Material for this exercise:
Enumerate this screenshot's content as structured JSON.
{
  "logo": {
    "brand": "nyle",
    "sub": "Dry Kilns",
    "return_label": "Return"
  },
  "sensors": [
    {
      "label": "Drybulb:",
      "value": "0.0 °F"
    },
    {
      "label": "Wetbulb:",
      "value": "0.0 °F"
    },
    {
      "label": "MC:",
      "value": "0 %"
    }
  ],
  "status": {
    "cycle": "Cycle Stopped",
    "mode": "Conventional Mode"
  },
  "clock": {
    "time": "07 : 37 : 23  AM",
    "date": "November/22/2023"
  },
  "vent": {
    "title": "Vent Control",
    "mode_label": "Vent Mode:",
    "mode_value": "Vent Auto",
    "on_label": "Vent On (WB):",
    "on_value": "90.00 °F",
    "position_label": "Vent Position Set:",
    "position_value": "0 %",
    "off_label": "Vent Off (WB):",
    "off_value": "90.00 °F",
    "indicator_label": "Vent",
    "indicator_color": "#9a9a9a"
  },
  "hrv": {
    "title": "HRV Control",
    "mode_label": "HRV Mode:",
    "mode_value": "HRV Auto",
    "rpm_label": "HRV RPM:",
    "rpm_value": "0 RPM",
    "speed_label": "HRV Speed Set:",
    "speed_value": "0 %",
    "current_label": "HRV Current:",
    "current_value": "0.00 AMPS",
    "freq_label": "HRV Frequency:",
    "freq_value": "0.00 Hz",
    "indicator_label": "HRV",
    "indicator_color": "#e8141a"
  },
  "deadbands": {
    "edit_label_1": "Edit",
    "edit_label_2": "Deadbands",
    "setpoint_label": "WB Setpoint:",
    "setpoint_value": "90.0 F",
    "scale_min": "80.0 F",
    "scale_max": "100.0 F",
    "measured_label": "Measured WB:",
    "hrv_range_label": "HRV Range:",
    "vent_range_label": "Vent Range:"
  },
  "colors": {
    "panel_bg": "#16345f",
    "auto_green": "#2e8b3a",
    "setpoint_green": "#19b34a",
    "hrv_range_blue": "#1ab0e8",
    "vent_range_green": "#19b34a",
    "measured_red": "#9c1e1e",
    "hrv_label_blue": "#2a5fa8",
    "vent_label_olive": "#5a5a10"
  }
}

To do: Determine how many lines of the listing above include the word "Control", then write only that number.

Reply to the exercise: 2